### TO DO
Only the lines that contain the string "metric" belong in the answer; pull them from the records.

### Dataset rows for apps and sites
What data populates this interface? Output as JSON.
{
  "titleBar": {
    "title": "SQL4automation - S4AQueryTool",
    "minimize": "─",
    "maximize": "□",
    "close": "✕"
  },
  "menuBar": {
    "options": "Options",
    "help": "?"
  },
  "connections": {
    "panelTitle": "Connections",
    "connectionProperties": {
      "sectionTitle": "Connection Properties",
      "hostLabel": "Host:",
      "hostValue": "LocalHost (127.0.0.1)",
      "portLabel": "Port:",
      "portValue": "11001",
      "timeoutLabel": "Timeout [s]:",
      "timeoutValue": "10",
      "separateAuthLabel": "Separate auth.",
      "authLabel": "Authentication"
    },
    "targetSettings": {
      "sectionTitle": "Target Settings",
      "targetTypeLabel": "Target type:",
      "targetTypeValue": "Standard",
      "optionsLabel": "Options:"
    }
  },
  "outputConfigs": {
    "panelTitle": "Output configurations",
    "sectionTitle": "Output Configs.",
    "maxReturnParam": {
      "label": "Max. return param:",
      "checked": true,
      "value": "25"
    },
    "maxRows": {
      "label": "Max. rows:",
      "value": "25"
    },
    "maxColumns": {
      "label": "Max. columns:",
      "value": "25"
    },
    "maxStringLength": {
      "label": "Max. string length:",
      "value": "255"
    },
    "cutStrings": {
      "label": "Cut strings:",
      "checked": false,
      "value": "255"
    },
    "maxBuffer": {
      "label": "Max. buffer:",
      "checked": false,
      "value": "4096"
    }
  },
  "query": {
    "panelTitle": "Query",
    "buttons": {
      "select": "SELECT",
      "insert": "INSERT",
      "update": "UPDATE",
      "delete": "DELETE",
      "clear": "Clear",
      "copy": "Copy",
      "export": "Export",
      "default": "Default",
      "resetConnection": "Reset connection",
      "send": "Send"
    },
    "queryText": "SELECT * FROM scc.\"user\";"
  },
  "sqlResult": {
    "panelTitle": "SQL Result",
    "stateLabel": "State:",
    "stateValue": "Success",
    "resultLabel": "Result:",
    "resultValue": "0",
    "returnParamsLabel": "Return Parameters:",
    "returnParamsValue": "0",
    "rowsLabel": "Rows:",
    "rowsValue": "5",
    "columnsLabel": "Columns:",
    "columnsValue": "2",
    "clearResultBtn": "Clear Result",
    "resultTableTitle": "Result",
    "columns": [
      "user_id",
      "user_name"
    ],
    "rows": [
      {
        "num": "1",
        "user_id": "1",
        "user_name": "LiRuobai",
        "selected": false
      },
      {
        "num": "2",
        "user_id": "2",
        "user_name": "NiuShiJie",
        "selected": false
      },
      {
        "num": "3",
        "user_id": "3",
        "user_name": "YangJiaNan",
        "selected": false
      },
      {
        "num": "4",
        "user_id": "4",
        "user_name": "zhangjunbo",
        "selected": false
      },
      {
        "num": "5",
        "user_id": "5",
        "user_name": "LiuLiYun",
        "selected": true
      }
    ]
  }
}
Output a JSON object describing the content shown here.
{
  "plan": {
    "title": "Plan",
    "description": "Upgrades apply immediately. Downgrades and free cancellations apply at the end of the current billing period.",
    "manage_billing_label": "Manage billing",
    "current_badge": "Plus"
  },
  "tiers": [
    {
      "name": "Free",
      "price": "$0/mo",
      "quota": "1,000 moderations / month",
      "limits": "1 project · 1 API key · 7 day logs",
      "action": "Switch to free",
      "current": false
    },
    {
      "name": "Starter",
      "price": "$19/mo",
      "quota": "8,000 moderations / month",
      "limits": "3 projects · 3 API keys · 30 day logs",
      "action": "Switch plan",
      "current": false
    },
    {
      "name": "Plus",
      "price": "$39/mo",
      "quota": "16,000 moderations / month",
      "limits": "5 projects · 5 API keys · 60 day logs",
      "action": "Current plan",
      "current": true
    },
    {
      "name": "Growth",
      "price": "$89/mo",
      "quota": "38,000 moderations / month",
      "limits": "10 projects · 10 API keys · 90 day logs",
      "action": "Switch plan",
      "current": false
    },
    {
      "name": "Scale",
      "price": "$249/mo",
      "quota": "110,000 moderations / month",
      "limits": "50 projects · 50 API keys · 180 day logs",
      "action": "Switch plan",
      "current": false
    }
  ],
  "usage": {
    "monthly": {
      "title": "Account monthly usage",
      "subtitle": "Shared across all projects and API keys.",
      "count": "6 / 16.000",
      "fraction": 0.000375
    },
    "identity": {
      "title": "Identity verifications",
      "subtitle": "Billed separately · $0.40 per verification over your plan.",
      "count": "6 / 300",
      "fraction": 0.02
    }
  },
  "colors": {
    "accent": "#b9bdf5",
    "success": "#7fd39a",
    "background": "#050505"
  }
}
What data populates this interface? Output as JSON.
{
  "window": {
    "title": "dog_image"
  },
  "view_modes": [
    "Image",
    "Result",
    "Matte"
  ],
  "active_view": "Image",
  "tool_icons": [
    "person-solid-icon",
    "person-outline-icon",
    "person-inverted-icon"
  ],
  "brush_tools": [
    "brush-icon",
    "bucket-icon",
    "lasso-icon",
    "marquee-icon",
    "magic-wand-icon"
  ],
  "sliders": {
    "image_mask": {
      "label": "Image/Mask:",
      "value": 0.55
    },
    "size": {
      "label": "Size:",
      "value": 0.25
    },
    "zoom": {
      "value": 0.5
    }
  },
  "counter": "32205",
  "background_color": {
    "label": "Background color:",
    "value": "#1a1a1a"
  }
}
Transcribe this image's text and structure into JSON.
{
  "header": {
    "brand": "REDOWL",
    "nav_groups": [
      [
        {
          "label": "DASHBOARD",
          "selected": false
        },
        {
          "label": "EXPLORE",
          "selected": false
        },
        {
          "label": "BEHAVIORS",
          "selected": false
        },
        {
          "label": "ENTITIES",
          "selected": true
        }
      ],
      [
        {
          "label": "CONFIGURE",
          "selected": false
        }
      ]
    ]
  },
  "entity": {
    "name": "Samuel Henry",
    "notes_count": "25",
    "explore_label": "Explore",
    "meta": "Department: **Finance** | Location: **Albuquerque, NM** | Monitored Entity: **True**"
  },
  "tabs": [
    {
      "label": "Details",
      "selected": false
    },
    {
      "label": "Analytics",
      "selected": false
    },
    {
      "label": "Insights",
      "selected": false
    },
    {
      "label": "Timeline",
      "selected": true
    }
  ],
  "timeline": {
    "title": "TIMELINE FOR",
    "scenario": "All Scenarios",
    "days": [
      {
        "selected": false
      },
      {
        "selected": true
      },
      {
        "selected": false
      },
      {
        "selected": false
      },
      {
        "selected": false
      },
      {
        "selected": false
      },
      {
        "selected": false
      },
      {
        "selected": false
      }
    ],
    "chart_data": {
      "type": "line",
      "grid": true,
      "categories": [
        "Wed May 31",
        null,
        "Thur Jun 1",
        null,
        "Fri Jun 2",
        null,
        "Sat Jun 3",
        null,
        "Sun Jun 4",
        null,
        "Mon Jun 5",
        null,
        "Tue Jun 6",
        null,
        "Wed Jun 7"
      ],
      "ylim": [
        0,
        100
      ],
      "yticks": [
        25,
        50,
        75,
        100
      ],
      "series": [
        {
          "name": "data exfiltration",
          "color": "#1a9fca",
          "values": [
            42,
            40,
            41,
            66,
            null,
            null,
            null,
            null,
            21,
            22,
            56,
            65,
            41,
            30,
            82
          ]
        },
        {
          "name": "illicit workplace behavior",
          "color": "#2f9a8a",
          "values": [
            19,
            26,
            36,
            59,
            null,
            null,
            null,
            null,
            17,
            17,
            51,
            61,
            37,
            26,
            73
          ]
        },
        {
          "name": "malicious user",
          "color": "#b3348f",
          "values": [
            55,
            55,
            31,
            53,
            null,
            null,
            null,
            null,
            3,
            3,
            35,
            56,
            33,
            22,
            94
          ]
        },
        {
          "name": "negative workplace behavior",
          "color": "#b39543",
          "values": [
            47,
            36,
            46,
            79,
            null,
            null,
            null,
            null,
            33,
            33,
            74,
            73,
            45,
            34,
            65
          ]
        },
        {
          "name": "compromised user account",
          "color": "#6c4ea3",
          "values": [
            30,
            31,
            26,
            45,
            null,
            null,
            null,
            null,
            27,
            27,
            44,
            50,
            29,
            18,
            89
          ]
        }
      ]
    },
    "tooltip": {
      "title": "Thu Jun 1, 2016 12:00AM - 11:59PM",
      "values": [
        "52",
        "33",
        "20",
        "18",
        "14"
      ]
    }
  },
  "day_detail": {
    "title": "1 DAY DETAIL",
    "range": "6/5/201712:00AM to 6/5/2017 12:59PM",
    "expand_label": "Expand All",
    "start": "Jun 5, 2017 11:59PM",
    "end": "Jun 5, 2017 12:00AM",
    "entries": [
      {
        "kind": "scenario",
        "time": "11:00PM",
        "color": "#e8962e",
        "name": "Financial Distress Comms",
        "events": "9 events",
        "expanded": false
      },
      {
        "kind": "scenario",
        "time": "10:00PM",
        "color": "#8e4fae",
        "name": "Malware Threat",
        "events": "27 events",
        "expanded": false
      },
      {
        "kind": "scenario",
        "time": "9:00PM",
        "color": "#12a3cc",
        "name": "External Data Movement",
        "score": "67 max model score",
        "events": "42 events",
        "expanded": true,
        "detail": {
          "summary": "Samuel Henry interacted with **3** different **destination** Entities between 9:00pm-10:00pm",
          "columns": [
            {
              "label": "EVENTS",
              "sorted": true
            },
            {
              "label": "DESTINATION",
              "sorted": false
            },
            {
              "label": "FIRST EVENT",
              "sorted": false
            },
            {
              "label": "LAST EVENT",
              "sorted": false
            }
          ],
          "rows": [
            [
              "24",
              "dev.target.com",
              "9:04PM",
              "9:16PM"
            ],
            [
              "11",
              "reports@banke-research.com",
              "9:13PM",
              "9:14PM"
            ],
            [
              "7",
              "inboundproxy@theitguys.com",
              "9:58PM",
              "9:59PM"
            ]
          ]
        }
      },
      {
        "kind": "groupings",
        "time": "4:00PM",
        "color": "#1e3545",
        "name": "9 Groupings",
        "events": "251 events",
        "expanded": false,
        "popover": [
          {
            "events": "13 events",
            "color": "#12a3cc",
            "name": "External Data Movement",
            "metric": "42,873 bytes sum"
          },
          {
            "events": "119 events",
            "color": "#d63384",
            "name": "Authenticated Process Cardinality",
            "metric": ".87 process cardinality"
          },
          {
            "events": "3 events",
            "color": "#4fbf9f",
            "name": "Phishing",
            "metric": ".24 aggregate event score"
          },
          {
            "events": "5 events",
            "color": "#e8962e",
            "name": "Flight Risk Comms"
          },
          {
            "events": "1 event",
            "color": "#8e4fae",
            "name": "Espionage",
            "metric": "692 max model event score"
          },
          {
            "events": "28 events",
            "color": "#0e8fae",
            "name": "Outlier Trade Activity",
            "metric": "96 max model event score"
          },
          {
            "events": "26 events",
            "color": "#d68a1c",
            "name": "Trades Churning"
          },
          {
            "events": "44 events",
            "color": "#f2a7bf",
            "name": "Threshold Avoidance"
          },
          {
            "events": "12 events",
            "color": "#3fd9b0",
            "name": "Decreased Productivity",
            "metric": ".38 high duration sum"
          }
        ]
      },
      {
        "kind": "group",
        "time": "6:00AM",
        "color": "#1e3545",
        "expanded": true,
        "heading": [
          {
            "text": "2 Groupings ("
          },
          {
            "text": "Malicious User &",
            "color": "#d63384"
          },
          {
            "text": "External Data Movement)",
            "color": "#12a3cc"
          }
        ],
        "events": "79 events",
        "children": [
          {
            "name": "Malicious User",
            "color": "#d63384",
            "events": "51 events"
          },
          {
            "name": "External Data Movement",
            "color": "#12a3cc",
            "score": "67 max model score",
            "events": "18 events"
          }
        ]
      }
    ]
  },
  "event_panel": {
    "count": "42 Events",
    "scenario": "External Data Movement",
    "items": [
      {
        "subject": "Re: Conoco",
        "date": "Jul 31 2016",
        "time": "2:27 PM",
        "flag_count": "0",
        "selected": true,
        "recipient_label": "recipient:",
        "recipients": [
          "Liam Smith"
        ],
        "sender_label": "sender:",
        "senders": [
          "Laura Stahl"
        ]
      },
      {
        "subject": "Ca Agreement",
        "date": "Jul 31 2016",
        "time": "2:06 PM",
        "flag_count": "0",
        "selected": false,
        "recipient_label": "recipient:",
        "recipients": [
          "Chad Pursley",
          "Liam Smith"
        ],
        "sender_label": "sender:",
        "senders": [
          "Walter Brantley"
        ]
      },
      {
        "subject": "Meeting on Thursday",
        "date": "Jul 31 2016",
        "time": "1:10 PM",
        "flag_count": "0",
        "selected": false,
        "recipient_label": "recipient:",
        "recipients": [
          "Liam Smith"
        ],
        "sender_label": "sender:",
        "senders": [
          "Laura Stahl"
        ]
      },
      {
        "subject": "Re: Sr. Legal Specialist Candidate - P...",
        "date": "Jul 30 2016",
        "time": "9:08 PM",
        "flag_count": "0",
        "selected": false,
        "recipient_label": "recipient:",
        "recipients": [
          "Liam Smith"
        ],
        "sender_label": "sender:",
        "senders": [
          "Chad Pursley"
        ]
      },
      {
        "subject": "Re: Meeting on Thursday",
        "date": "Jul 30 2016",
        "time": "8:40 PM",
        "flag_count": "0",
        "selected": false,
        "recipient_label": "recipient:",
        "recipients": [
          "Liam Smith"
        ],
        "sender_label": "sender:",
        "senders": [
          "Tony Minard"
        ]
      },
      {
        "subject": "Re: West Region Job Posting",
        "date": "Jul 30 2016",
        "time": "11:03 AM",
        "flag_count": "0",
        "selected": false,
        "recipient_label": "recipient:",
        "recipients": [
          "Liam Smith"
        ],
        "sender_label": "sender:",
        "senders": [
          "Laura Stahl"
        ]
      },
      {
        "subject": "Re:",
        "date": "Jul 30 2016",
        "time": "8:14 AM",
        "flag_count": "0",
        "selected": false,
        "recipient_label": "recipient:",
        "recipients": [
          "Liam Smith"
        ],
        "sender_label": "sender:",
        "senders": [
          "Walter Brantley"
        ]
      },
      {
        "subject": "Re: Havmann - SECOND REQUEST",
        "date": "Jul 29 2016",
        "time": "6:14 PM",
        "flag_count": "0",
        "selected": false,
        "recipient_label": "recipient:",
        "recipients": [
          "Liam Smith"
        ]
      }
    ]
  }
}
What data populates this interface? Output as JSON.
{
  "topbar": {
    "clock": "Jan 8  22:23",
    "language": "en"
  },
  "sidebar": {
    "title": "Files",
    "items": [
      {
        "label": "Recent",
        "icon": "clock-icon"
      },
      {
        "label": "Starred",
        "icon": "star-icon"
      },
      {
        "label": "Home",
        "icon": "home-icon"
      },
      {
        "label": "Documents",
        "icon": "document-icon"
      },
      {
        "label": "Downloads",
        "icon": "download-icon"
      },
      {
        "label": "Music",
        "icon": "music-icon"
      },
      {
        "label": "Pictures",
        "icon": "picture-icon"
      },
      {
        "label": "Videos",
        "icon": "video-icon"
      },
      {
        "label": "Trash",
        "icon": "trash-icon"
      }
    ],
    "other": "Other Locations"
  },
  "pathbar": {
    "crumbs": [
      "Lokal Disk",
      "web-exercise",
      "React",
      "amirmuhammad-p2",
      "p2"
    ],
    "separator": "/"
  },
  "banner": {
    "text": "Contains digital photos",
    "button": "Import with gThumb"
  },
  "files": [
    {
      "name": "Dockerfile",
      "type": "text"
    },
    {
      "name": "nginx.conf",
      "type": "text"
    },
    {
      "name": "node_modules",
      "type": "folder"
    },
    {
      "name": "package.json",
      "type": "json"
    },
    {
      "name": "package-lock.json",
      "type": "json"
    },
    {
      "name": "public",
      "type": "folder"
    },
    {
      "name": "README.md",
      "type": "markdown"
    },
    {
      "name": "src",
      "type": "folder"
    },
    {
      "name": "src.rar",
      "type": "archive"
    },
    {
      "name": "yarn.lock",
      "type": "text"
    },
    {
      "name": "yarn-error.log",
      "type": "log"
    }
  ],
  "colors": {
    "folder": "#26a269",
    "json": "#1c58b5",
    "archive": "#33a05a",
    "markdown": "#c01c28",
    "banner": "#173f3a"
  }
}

### TASK RESULT
            "metric": "42,873 bytes sum"
            "metric": ".87 process cardinality"
            "metric": ".24 aggregate event score"
            "metric": "692 max model event score"
            "metric": "96 max model event score"
            "metric": ".38 high duration sum"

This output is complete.